= Task instructions =
Nothing but the pictures gets dropped; retype every entry exactly.

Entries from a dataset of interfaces

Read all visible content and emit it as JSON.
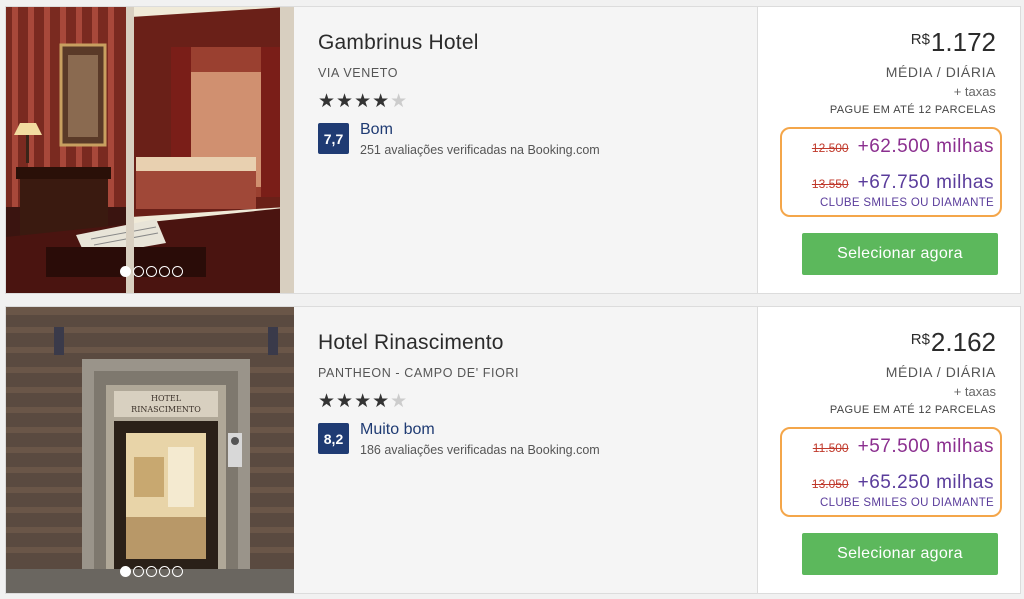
{
  "hotels": [
    {
      "name": "Gambrinus Hotel",
      "location": "VIA VENETO",
      "stars": 4,
      "stars_filled": "★★★★",
      "stars_empty": "★",
      "score": "7,7",
      "rating_label": "Bom",
      "reviews": "251 avaliações verificadas na Booking.com",
      "currency": "R$",
      "price": "1.172",
      "per_day": "MÉDIA / DIÁRIA",
      "taxes": "+ taxas",
      "installments": "PAGUE EM ATÉ 12 PARCELAS",
      "miles_old_1": "12.500",
      "miles_new_1": "+62.500 milhas",
      "miles_old_2": "13.550",
      "miles_new_2": "+67.750 milhas",
      "club_label": "CLUBE SMILES OU DIAMANTE",
      "button_label": "Selecionar agora",
      "photo_index": 1,
      "photo_count": 5
    },
    {
      "name": "Hotel Rinascimento",
      "location": "PANTHEON - CAMPO DE' FIORI",
      "stars": 4,
      "stars_filled": "★★★★",
      "stars_empty": "★",
      "score": "8,2",
      "rating_label": "Muito bom",
      "reviews": "186 avaliações verificadas na Booking.com",
      "currency": "R$",
      "price": "2.162",
      "per_day": "MÉDIA / DIÁRIA",
      "taxes": "+ taxas",
      "installments": "PAGUE EM ATÉ 12 PARCELAS",
      "miles_old_1": "11.500",
      "miles_new_1": "+57.500 milhas",
      "miles_old_2": "13.050",
      "miles_new_2": "+65.250 milhas",
      "club_label": "CLUBE SMILES OU DIAMANTE",
      "button_label": "Selecionar agora",
      "photo_index": 1,
      "photo_count": 5,
      "photo_sign": "HOTEL RINASCIMENTO"
    }
  ],
  "colors": {
    "score_bg": "#1f3b73",
    "button_bg": "#5cb85c",
    "miles_border": "#f4a64a",
    "miles_text": "#8b2f8f",
    "club_text": "#5a3c9b",
    "old_miles": "#c0392b"
  }
}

= Completed task =
Read all visible content and emit it as JSON.
{
  "hotels": [
    {
      "name": "Gambrinus Hotel",
      "location": "VIA VENETO",
      "stars": 4,
      "stars_filled": "★★★★",
      "stars_empty": "★",
      "score": "7,7",
      "rating_label": "Bom",
      "reviews": "251 avaliações verificadas na Booking.com",
      "currency": "R$",
      "price": "1.172",
      "per_day": "MÉDIA / DIÁRIA",
      "taxes": "+ taxas",
      "installments": "PAGUE EM ATÉ 12 PARCELAS",
      "miles_old_1": "12.500",
      "miles_new_1": "+62.500 milhas",
      "miles_old_2": "13.550",
      "miles_new_2": "+67.750 milhas",
      "club_label": "CLUBE SMILES OU DIAMANTE",
      "button_label": "Selecionar agora",
      "photo_index": 1,
      "photo_count": 5
    },
    {
      "name": "Hotel Rinascimento",
      "location": "PANTHEON - CAMPO DE' FIORI",
      "stars": 4,
      "stars_filled": "★★★★",
      "stars_empty": "★",
      "score": "8,2",
      "rating_label": "Muito bom",
      "reviews": "186 avaliações verificadas na Booking.com",
      "currency": "R$",
      "price": "2.162",
      "per_day": "MÉDIA / DIÁRIA",
      "taxes": "+ taxas",
      "installments": "PAGUE EM ATÉ 12 PARCELAS",
      "miles_old_1": "11.500",
      "miles_new_1": "+57.500 milhas",
      "miles_old_2": "13.050",
      "miles_new_2": "+65.250 milhas",
      "club_label": "CLUBE SMILES OU DIAMANTE",
      "button_label": "Selecionar agora",
      "photo_index": 1,
      "photo_count": 5,
      "photo_sign": "HOTEL RINASCIMENTO"
    }
  ],
  "colors": {
    "score_bg": "#1f3b73",
    "button_bg": "#5cb85c",
    "miles_border": "#f4a64a",
    "miles_text": "#8b2f8f",
    "club_text": "#5a3c9b",
    "old_miles": "#c0392b"
  }
}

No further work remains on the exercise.